One of Cape York’s most iconic figures has been laid to rest.
William Arthur Jackson, or Bill, as he was best known, was farewelled by friends and family in a true bushman’s funeral at Gordonvale last Tuesday.
He died a week after his 93rd birthday on December 20, 2023.
Best known across Cape York as the owner and founder of Wolverton Station, Bill was also a Cook Shire councillor and established the hardware store in Cooktown.
Long-time federal Member for Leichhardt Warren Entsch even credits Bill for getting him into politics, saying it was first discussed over a cold drink at the Coen pub.
Bill’s family have put together this little biography on their much-loved patriarch …
On December 13, 1930, in a small Far North Queensland town, a true Aussie legend was born.
William Arthur Jackson, who was known as ‘Bill’, was welcomed in Mareeba by Gladys and William Jackson.
At the young age of 16, he discovered his love for cattle, kicking off at Springvale in the lower Cape York Peninsula region.
After a few more years of droving cattle and working on other stations, Bill met Dawn Yeats, who had spent much of her life growing up in the region.
Dawn’s father worked on the Wenlock Goldfields which meant Dawn was home-schooled and understood the Cape life.
Ironically, they met on the rail motor heading to Einasleigh and their hearts pulled them both back to the Far North.
After they married in 1953 in Cairns, they lived in Cooktown and worked on properties including Olive Vale and Starcke Station before establishing a hardware store in Cooktown with Jack and Betty Stewart.
This store became Stewart & Jackson Hardware and was more of a regular meeting place for locals to have a yarn.
In 1966, Bill and Dawn shifted north to the Archer River region, starting Wolverton Station from scratch in 1967.
Bill partnered with a good friend, Abbey Seagreen and together invested many years embarking on their own successful cattle enterprise.
In the 1960s and 1970s, it was tough and it took a lot of grit to make it work. Back then, the roads were unsealed with no bridges or causeways with a 180km trip to Weipa taking a full day.
Droving cattle would take weeks, sometimes months as cattle trucks to Wolverton Station were non-existent.

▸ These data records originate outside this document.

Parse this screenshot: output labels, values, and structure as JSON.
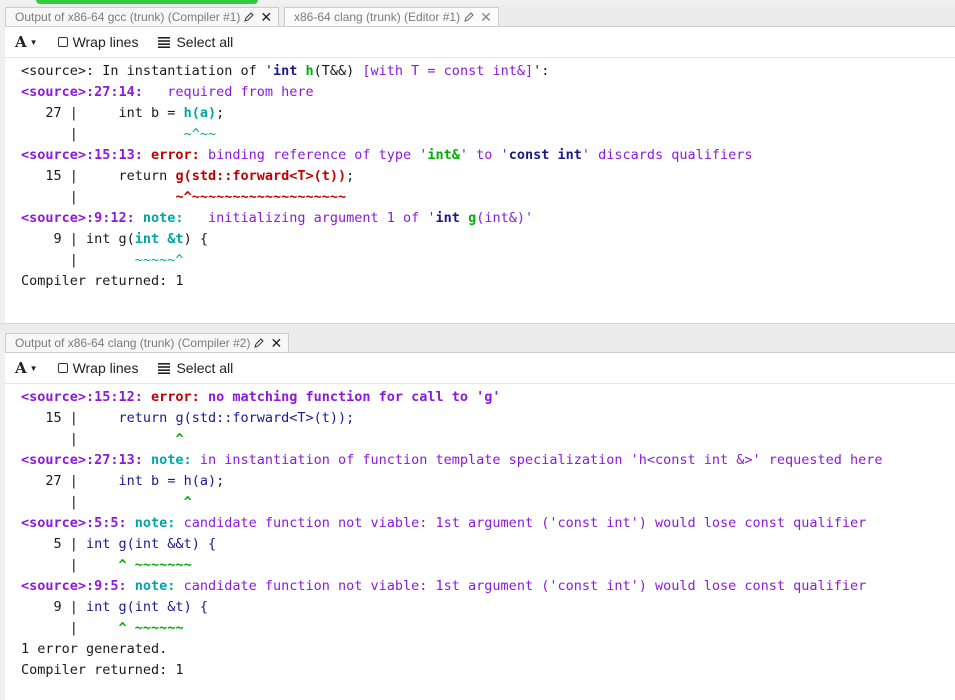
{
  "pane1": {
    "tabs": [
      {
        "label": "Output of x86-64 gcc (trunk) (Compiler #1)"
      },
      {
        "label": "x86-64 clang (trunk) (Editor #1)"
      }
    ],
    "toolbar": {
      "font_label": "A",
      "wrap_label": "Wrap lines",
      "select_label": "Select all"
    },
    "lines": {
      "l1": [
        "<source>: In instantiation of '",
        "int ",
        "h",
        "(T&&) ",
        "[with T = const int&]",
        "':"
      ],
      "l2": [
        "<source>:27:14:",
        "   required from here"
      ],
      "l3": [
        "   27 |     int b = ",
        "h(a)",
        ";"
      ],
      "l4": [
        "      |             ",
        "~^~~"
      ],
      "l5": [
        "<source>:15:13: ",
        "error: ",
        "binding reference of type '",
        "int&",
        "' to '",
        "const int",
        "' discards qualifiers"
      ],
      "l6": [
        "   15 |     return ",
        "g(std::forward<T>(t))",
        ";"
      ],
      "l7": [
        "      |            ",
        "~^~~~~~~~~~~~~~~~~~~~"
      ],
      "l8": [
        "<source>:9:12: ",
        "note: ",
        "  initializing argument 1 of '",
        "int ",
        "g",
        "(int&)'"
      ],
      "l9": [
        "    9 | int g(",
        "int &t",
        ") {"
      ],
      "l10": [
        "      |       ",
        "~~~~~^"
      ],
      "l11": "Compiler returned: 1"
    }
  },
  "pane2": {
    "tabs": [
      {
        "label": "Output of x86-64 clang (trunk) (Compiler #2)"
      }
    ],
    "toolbar": {
      "font_label": "A",
      "wrap_label": "Wrap lines",
      "select_label": "Select all"
    },
    "lines": {
      "l1": [
        "<source>:15:12: ",
        "error: ",
        "no matching function for call to 'g'"
      ],
      "l2": [
        "   15 |     ",
        "return g(std::forward<T>(t));"
      ],
      "l3": [
        "      |            ",
        "^"
      ],
      "l4": [
        "<source>:27:13: ",
        "note: ",
        "in instantiation of function template specialization 'h<const int &>' requested here"
      ],
      "l5": [
        "   27 |     ",
        "int b = h(a);"
      ],
      "l6": [
        "      |             ",
        "^"
      ],
      "l7": [
        "<source>:5:5: ",
        "note: ",
        "candidate function not viable: 1st argument ('const int') would lose const qualifier"
      ],
      "l8": [
        "    5 | ",
        "int g(int &&t) {"
      ],
      "l9": [
        "      |     ",
        "^ ~~~~~~~"
      ],
      "l10": [
        "<source>:9:5: ",
        "note: ",
        "candidate function not viable: 1st argument ('const int') would lose const qualifier"
      ],
      "l11": [
        "    9 | ",
        "int g(int &t) {"
      ],
      "l12": [
        "      |     ",
        "^ ~~~~~~"
      ],
      "l13": "1 error generated.",
      "l14": "Compiler returned: 1"
    }
  },
  "colors": {
    "purple": "#8c1adb",
    "error": "#c00000",
    "note": "#00a6a6",
    "green": "#00b000",
    "navy": "#1a1a8c"
  }
}
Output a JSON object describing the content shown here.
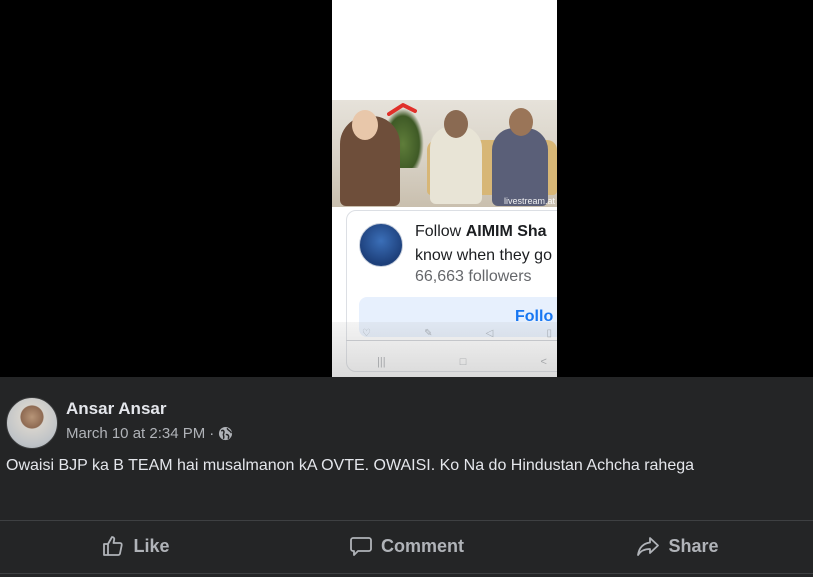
{
  "media": {
    "watermark": "livestream.at",
    "follow_card": {
      "follow_prefix": "Follow",
      "page_name": "AIMIM Sha",
      "line2": "know when they go",
      "followers": "66,663 followers",
      "button_label": "Follo"
    }
  },
  "post": {
    "author": "Ansar Ansar",
    "timestamp": "March 10 at 2:34 PM",
    "separator": "·",
    "privacy_icon": "globe-icon",
    "text": "Owaisi BJP ka B TEAM hai musalmanon kA OVTE. OWAISI. Ko Na do Hindustan Achcha rahega"
  },
  "actions": [
    {
      "label": "Like",
      "icon": "thumbs-up-icon"
    },
    {
      "label": "Comment",
      "icon": "comment-icon"
    },
    {
      "label": "Share",
      "icon": "share-icon"
    }
  ],
  "colors": {
    "background": "#000000",
    "panel": "#242526",
    "text_primary": "#e4e6eb",
    "text_secondary": "#b0b3b8",
    "accent": "#1877f2"
  }
}
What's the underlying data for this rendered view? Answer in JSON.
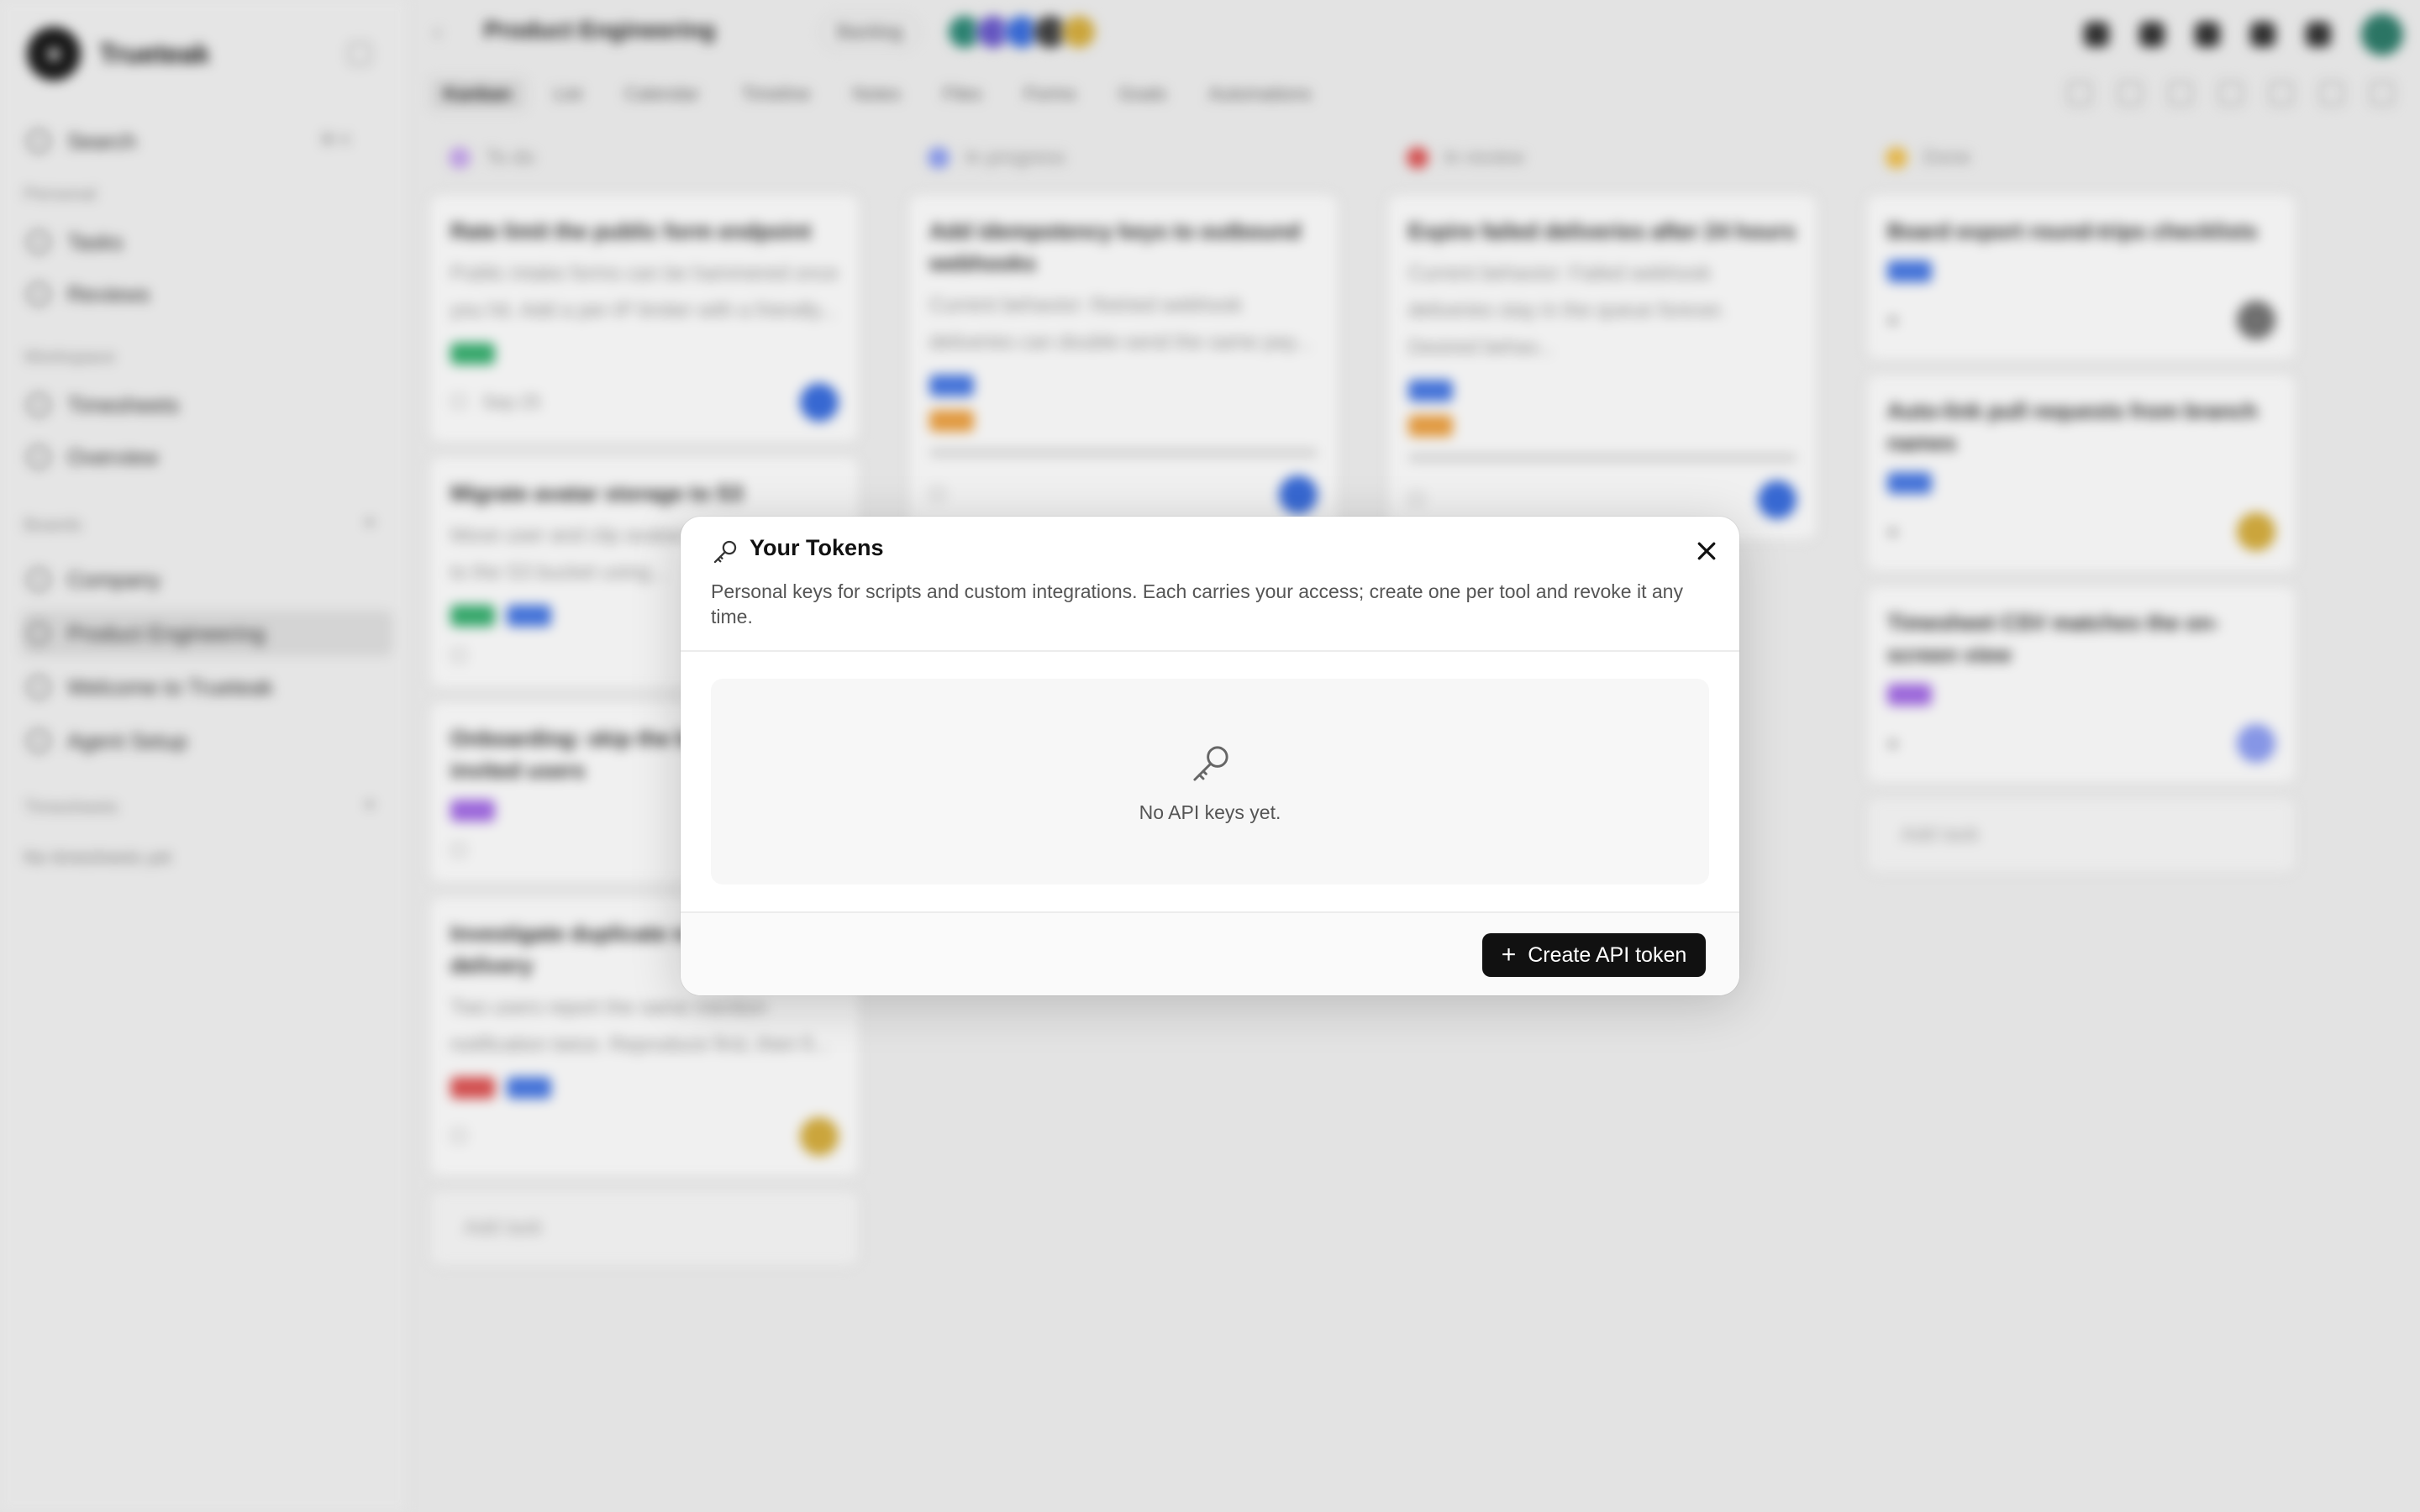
{
  "app": {
    "brand": "Trueteak",
    "sidebar": {
      "search": "Search",
      "personal_head": "Personal",
      "items_personal": [
        "Tasks",
        "Reviews"
      ],
      "workspace_head": "Workspace",
      "items_workspace": [
        "Timesheets",
        "Overview"
      ],
      "boards_head": "Boards",
      "items_boards": [
        "Company",
        "Product Engineering",
        "Welcome to Trueteak",
        "Agent Setup"
      ],
      "timesheets_head": "Timesheets",
      "timesheets_empty": "No timesheets yet"
    },
    "topbar": {
      "board_title": "Product Engineering",
      "status_chip": "Backlog"
    },
    "view_tabs": [
      "Kanban",
      "List",
      "Calendar",
      "Timeline",
      "Notes",
      "Files",
      "Forms",
      "Goals",
      "Automations"
    ],
    "columns": [
      {
        "name": "To do",
        "color": "#c9a8f0",
        "cards": [
          {
            "title": "Rate limit the public form endpoint",
            "desc": "Public intake forms can be hammered once you hit. Add a per-IP limiter with a friendly...",
            "tags": [
              "#3bb273"
            ],
            "due": "Sep 25",
            "avatar": "#3b6fe0"
          },
          {
            "title": "Migrate avatar storage to S3",
            "desc": "Move user and clip avatars from local disk to the S3 bucket using...",
            "tags": [
              "#3bb273",
              "#4a7be6"
            ],
            "due": "",
            "avatar": ""
          },
          {
            "title": "Onboarding: skip the board tour for invited users",
            "desc": "",
            "tags": [
              "#a66ee8"
            ],
            "due": "",
            "avatar": ""
          },
          {
            "title": "Investigate duplicate notification delivery",
            "desc": "Two users report the same mention notification twice. Reproduce first, then fi...",
            "tags": [
              "#e05555",
              "#4a7be6"
            ],
            "due": "",
            "avatar": "#d8b040"
          }
        ]
      },
      {
        "name": "In progress",
        "color": "#8fa0f5",
        "cards": [
          {
            "title": "Add idempotency keys to outbound webhooks",
            "desc": "Current behavior: Retried webhook deliveries can double-send the same pay...",
            "tags": [
              "#4a7be6",
              "#f0a445"
            ],
            "due": "",
            "avatar": "#3b6fe0"
          }
        ]
      },
      {
        "name": "In review",
        "color": "#e05555",
        "cards": [
          {
            "title": "Expire failed deliveries after 24 hours",
            "desc": "Current behavior: Failed webhook deliveries stay in the queue forever. Desired behav...",
            "tags": [
              "#4a7be6",
              "#f0a445"
            ],
            "due": "",
            "avatar": "#3b6fe0"
          }
        ]
      },
      {
        "name": "Done",
        "color": "#f2c14e",
        "cards": [
          {
            "title": "Board export round-trips checklists",
            "desc": "",
            "tags": [
              "#4a7be6"
            ],
            "due": "",
            "avatar": "#777"
          },
          {
            "title": "Auto-link pull requests from branch names",
            "desc": "",
            "tags": [
              "#4a7be6"
            ],
            "due": "",
            "avatar": "#d8b040"
          },
          {
            "title": "Timesheet CSV matches the on-screen view",
            "desc": "",
            "tags": [
              "#a66ee8"
            ],
            "due": "",
            "avatar": "#8fa0f5"
          }
        ]
      }
    ],
    "add_task": "Add task"
  },
  "dialog": {
    "title": "Your Tokens",
    "description": "Personal keys for scripts and custom integrations. Each carries your access; create one per tool and revoke it any time.",
    "empty_text": "No API keys yet.",
    "create_button": "Create API token",
    "key_icon": "key-icon",
    "close_icon": "close-icon"
  }
}
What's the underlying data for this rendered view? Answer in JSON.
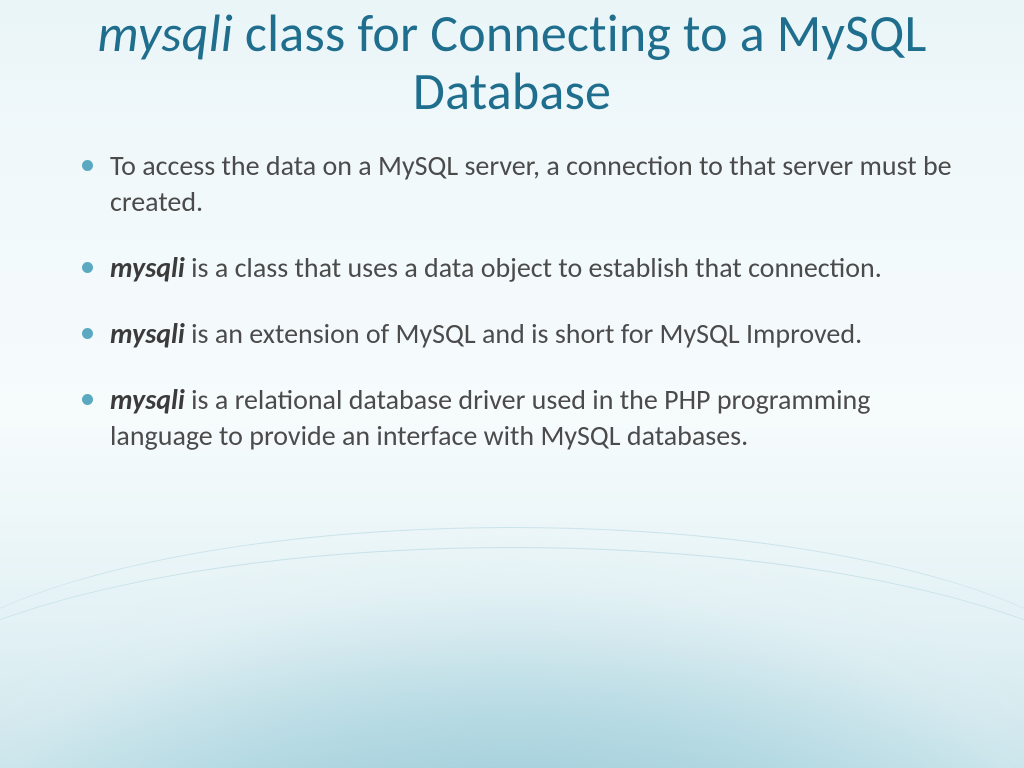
{
  "title": {
    "italic_prefix": "mysqli",
    "rest": " class for Connecting to a MySQL Database"
  },
  "bullets": [
    {
      "strong": "",
      "text": "To access the data on a MySQL server, a connection to that server must be created."
    },
    {
      "strong": "mysqli",
      "text": " is a class that uses a data object to establish that connection."
    },
    {
      "strong": "mysqli",
      "text": " is an extension of  MySQL  and is short for MySQL Improved."
    },
    {
      "strong": "mysqli",
      "text": " is a relational database driver used in the PHP programming language to provide an interface with MySQL databases."
    }
  ]
}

Electricity, supplies and communication were also much different to what we have now.
Bill was away droving cattle through those dry months, so when Neville Jackson was a toddler, Dawn would walk from the homestead to the front gate every morning to make a call and check in with the telegraph station so they knew she was safe.
She would hold little Neville’s hand for the whole 3km.
Bill and Dawn had four children between 1954 and 1964.
Their girls, Sherrill and Tricia, established the Archer River Roadhouse back in the early 80s.
The sons, Kevin and Neville partnered with Bill around the same time, formalising so much more than the father and son relationship on Wolverton Station.
Bill struggled to accept challenges and always stepped up, spoke out and tried to advocate for the Far North. He was successfully elected to Cook Shire Council where he committed 13 years to the region and worked hard to improve roads, transport, the cattle industry, communication, mail service, health, access and so much more.
Honesty and dedication were what Bill stuck to and he never believed in doing a job “half-arsed”.
Bill and Dawn employed a number of locals over their years on Wolverton Station.
Many of today’s Elders from Coen worked closely with Bill.
He was a hard man, but a kind man. He would raise his voice to speak the softest of words.
In 2002, John Williamson visited Bill and Dawn at the homestead and was so inspired by their home, made with corrugated iron and stringy bark beams, that he wrote and released a song Granny’s Little Gunyah, which is played today by many visitors to the station who adore visualising earlier life on the station.
Bill leaves four incredible adult children, a tribe of grandchildren, great-grandchildren and great, great-grandchildren.
He forever fought, advocated, tried and taught, never wronging what was right.
He would argue, fight, persist and swear but underneath was a gentle, smart and incredible man full of hope, love and passion for a better tomorrow.
Editor’s note: There is now a push to have the new Archer River bridge named after the late Bill Jackson, a move that is supported by his family and many across the Far North.
Cape York Weekly will write to the Department of Transport and Main Roads, advocating for this to be formalised in time for the bridge’s opening, hopefully this year.
The campaign is also supported by Warren Entsch.